Ernst & Young (EY), an advisory, tax and transaction services provider, has moved closer to securing a deal to advise the partial privatisation process of the state-owned Ethio telecom. EY has been in a neck and neck race with Deloitte, another accounting and financial advisory firm, for the contract.
EY offered the lowest price of 3.72 million dollars to advise on the partial privatisation process of the over-a-century-old telecom giant. The second-lowest bidder, Deloitte made an offer that was 58,000 dollars higher than EY's offer. The technical evaluation put Deloitte in the top spot with a score of 77.3pc, which was higher by a percentage point than its close competitor EY.
The aggregate weighting result placed EY on top, scraping ahead of Deloitte with a 0.1pc point difference. The winning company is expected to be announced in a week.
A total of four global consulting firms vied for the project, including EY, Deloitte, PricewaterhouseCoopers (PwC) and Ronald Berger. During the financial opening that was held on June 16, 2020, PWC, which came in third place on the technical evaluation, offered 11.17 million dollars, while Ronald Berger placed a bid of 4.65 million euros.
The Ministry of Finance, which has been handling the pre-privatisation process of the state-owned enterprise including Ethio telecom, floated an expression of interest for the project at the end of September, inviting international companies to supervise the privatisation process of the state-owned giant. The World Bank allocated the budget to hire the consultant under the Ethiopia Digital Foundations Project.
The bid had initially drawn the attention of KPMG, which was disqualified due to a conflict of interest that could arise following its ongoing contract with Ethio telecom in conducting the asset valuation. The state telecom giant hired KMPG last August to handle the asset valuation for one million dollars.
The winning consultant, which will be hired for an estimated 14 months, will undertake due diligence and recommend a feasible mode of privatisation of the company. The consultant will also be involved in the preparation of bid documents for the partial privatisation, review the initial asset valuation, identify bidder selection criteria, and undertake legal due diligence including taxes, contracts and liabilities.
The government has decided to divest 45pc of the company for privatisation, keeping 55pc under state ownership. Five percent will be availed for public subscription.
As one of the highest-earning state-owned enterprises, Ethio telecom generated over 22 billion Br in revenues, of which 73 million dollars was in foreign currency, in the first half of this fiscal year. It paid 3.9 billion Br and two billion Birr to the government in the form of taxes and dividends, respectively, in the reporting period.

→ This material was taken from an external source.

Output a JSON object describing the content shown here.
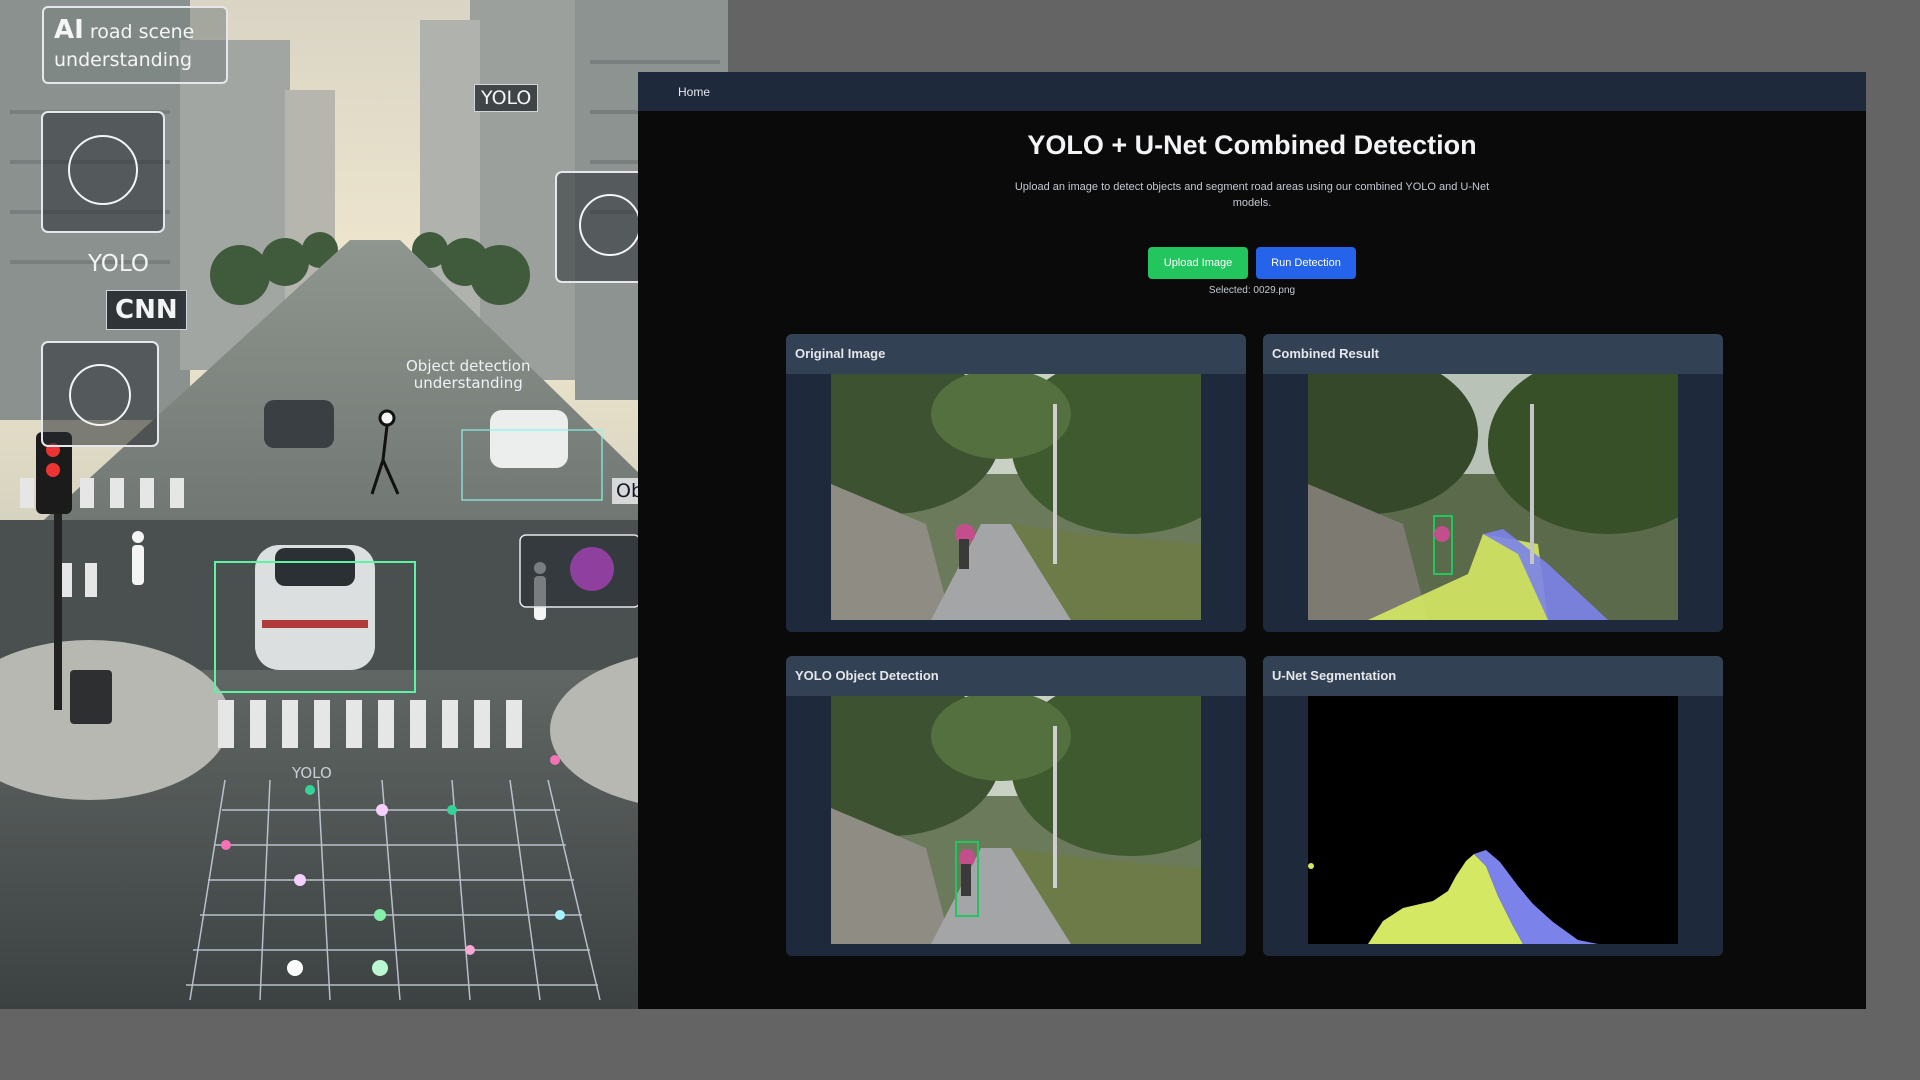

The company was also able to push the number of telecom service users to 45.6 million, a 10.9pc increase from the same period the previous year. It raised the telecom penetration rate to 45.4pc. Out of its total customer base, 44 million use mobile devices, 22.7 million use data and one million are fixed-line users.
Once the Ministry of Finance hires the transaction advisor, it will hand over the privatisation process to the Public Enterprises Holding & Administration Agency and will commence implementation of the transaction alongside the consultant, according to the recently legislated Public Enterprises Privatisation Proclamation. The proclamation split the process into pre-privatisation, privatisation and post-privatisation.
In the pre-privatisation process, the Finance Ministry determined the modality of the company's privatisation, the number of shares to be availed for sale, and ensure that the company is prepared for privatisation.
The proclamation, which was legislated two weeks ago, also gave the Ministry and the Agency the right to decide if a portion of a public enterprise will be reserved for the employees of the enterprise in question. The government shall also retain a golden share, which gives it veto power over board resolutions of the public enterprises on which it does not retain a majority stake.